62. 62. What’s Left? ● We want to show that the per-operation amortized cost is logarithmic. ● To do this, we need to look at how BST operations and splay operations affect r(T). ■ We spend most of our time on splaying, and consider the specific BST operations later. ● To analyze splaying, we first look at how r(T) changes as a result of a single substep, i.e., zig, zig- zig, or zig-zag. ■ Notation: Ranks before and after a substep are denoted r(v) and r(v), respectively.
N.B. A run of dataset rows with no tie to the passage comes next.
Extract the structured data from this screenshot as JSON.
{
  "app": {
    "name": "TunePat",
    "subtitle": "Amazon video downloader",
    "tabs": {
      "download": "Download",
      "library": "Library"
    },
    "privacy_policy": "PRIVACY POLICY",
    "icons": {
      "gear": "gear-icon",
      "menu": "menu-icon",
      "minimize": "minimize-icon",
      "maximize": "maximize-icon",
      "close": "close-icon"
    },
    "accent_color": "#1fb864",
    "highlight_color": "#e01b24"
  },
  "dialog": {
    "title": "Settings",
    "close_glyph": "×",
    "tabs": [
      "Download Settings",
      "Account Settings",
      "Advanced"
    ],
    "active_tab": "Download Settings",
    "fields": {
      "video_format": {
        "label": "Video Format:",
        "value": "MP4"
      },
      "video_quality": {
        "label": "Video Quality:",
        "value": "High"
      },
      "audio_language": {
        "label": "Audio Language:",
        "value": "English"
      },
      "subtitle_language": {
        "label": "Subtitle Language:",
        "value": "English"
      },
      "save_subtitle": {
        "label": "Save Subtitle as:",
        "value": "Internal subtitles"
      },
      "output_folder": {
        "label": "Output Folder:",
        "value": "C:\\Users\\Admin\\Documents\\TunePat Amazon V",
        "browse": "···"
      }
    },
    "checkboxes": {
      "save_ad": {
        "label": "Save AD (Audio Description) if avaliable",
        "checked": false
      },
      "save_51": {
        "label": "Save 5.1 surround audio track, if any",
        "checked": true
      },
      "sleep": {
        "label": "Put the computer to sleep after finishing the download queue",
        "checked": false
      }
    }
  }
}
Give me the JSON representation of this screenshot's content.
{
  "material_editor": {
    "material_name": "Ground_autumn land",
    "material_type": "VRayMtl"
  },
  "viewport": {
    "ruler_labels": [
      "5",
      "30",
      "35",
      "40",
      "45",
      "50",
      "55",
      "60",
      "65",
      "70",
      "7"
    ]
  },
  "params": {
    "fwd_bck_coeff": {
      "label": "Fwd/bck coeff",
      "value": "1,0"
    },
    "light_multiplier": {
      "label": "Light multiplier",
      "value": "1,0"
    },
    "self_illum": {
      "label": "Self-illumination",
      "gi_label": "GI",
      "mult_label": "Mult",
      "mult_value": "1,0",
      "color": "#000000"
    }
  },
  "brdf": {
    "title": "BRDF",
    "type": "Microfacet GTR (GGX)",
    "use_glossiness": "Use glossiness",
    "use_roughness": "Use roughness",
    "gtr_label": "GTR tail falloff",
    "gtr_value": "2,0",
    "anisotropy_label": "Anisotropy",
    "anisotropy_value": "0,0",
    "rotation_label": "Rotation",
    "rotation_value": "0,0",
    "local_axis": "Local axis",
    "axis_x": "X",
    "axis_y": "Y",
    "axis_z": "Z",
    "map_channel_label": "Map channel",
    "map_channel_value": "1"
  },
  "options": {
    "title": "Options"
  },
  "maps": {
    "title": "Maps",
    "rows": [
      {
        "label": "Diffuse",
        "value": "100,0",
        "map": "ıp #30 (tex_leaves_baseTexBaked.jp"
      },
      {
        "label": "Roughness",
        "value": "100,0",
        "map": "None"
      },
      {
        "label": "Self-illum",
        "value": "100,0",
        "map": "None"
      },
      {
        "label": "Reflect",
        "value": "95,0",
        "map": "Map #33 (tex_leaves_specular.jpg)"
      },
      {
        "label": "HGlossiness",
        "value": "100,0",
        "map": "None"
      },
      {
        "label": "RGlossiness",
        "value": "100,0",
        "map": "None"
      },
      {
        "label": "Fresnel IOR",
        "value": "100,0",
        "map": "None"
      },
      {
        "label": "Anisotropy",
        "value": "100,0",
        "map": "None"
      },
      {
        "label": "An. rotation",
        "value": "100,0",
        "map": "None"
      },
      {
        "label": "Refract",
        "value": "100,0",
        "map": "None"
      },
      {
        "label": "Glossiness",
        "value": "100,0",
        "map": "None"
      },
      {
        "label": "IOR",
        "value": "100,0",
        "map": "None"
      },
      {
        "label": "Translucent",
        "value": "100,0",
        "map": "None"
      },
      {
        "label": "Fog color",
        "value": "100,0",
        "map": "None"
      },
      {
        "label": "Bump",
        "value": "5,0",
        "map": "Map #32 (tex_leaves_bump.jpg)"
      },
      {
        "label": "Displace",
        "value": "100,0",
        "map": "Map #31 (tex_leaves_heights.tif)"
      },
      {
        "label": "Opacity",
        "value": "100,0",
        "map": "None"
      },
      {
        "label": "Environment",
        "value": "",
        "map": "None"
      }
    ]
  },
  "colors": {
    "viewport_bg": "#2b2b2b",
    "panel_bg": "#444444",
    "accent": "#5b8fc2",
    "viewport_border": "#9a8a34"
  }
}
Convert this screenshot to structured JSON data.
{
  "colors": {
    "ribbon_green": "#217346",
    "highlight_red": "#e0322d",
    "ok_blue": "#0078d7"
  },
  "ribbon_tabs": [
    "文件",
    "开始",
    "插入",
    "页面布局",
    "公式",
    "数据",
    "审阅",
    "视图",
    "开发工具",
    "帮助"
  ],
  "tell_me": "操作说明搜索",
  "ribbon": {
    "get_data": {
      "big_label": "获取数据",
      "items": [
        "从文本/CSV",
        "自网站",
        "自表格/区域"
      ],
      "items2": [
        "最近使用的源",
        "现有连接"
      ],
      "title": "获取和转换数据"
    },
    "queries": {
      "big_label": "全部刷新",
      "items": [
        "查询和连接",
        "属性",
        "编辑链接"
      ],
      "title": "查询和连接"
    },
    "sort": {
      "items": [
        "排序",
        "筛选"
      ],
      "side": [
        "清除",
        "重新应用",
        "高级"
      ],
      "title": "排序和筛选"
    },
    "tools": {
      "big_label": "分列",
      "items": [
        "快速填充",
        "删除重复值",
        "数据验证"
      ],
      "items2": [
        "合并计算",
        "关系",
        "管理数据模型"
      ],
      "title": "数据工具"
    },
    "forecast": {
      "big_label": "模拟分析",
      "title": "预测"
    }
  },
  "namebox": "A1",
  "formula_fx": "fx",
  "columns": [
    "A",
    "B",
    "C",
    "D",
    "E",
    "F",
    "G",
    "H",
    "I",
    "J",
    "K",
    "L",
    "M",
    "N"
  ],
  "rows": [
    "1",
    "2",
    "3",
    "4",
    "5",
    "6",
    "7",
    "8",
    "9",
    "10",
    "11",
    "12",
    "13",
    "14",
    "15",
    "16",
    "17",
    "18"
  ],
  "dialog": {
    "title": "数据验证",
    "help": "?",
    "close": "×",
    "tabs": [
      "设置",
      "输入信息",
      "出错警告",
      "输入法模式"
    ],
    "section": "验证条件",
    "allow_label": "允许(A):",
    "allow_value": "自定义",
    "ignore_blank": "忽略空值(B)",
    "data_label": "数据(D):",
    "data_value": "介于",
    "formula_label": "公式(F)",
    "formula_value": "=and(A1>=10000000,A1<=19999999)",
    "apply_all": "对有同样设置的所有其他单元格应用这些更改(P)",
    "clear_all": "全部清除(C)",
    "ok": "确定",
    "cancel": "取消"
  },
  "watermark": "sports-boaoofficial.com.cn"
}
63. 63. Proposition Proposition : Let  be the change in r(T) caused by a single substep. Let x be the “x” in our descriptions of these substeps. Then, •   3(r(x)  r(x))  2 if the substep is a zig-zig or a zig- zag; •   3(r(x)  r(x)) if the substep is a zig. Proof: Three cases, one for each kind of substep…
64. 64. Case 1: zig-zig 10 20 30 T3 T4 T2 T1 z y x 30 20 10 T1 T2 T3 T4 x y z Only the ranks of x, y, and z change. Also, r(x) = r(z), r(y)  r(x), and r(y)  r(x). Thus,  = r(x) + r(y) + r(z) – r(x) – r(y) – r(z) = r(y) + r(z) – r(x) – r(y)  r(x) + r(z) – 2r(x). (1) Also, n(x) + n(z)  n(x), which (by property of lg), implies r(x) + r(z)  2r(x) – 2, i.e., r(z)  2r(x) – r(x) – 2. (2) By (1) and (2),   r(x) + (2r(x) – r(x) – 2) – 2r(x) = 3(r(x) – r(x)) – 2. If a > 0, b > 0, and c  a + b, then lg a + lg b  2 lg c – 2.
65. 65. Case 2: zig-zag Only the ranks of x, y, and z change. Also, r(x) = r(z) and r(x)  r(y). Thus,  = r(x) + r(y) + r(z) – r(x) – r(y) – r(z) = r(y) + r(z) – r(x) – r(y)  r(y) + r(z) – 2r(x). (1) Also, n(y) + n(z)  n(x), which (by property of lg), implies r(y) + r(z)  2r(x) – 2. (2) By (1) and (2),   2r(x) – 2 – 2r(x)  3(r(x) – r(x)) – 2. 10 30 20 T3 T4 T2 T1 z y x 20 10 T1 T2 T3 T4 x z 30y
66. 66. Case 3: zig Only the ranks of x and y change. Also, r(y)  r(y) and r(x)  r(x). Thus,  = r(x) + r(y) – r(x) – r(y)  r(x) – r(x)  3(r(x) – r(x)). 20 10 T1 T2 T3 T4 x y 30w 10 20 30 T3 T4 T2 T1 y x w
67. 67. Proposition Proposition : Let T be a splay tree with root t, and let  be the total variation of r(T) caused by splaying a node x at depth d. The   3(r(t)  r(x))  d + 2. Proof: Splay(x) consists of p = d/2 substeps, each of which is a zig- zig or zig-zag, except possibly the last one, which is a zig if d is odd. Let r0(x) = x’s initial rank, ri(x) = x’s rank after the ith substep, and i = the variation of r(T) caused by the ith substep, where 1  i  p. By Proposition   2dr(x))3(r(t) 22p(x))r(x)3(r 22(x))r(x)3(rδΔ 0p p 1i 1ii p 1i i       
68. 68. Meaning of Proposition ● If d is small (less than 3(r(t)  r(x)) + 2) then the splay operation can increase r(t) and thus make the tree less balanced. ● If d is larger than this, then the splay operation decreases r(t) and thus makes the tree better balanced. ● Note that r(t)  3lg(2n + 1)
69. 69. Comparisons Advantages: ■ The amortized run times are similar to that of AVL trees and red-black trees ■ The implementation is easier ■ No additional information (height/colour) is required Disadvantages: ■ The tree will change with read-only operations
70. 70. Lists Move-to-Front Search Trees Binary Search Trees Multi-Way Search Trees B-trees Splay Trees 2-3-4 TreesRed-Black Trees SELF ADJUSTING WORST-CASE EFFICIENT competitive competitive? Linear ListsMulti-Lists Hash Tables DICTIONARIES 70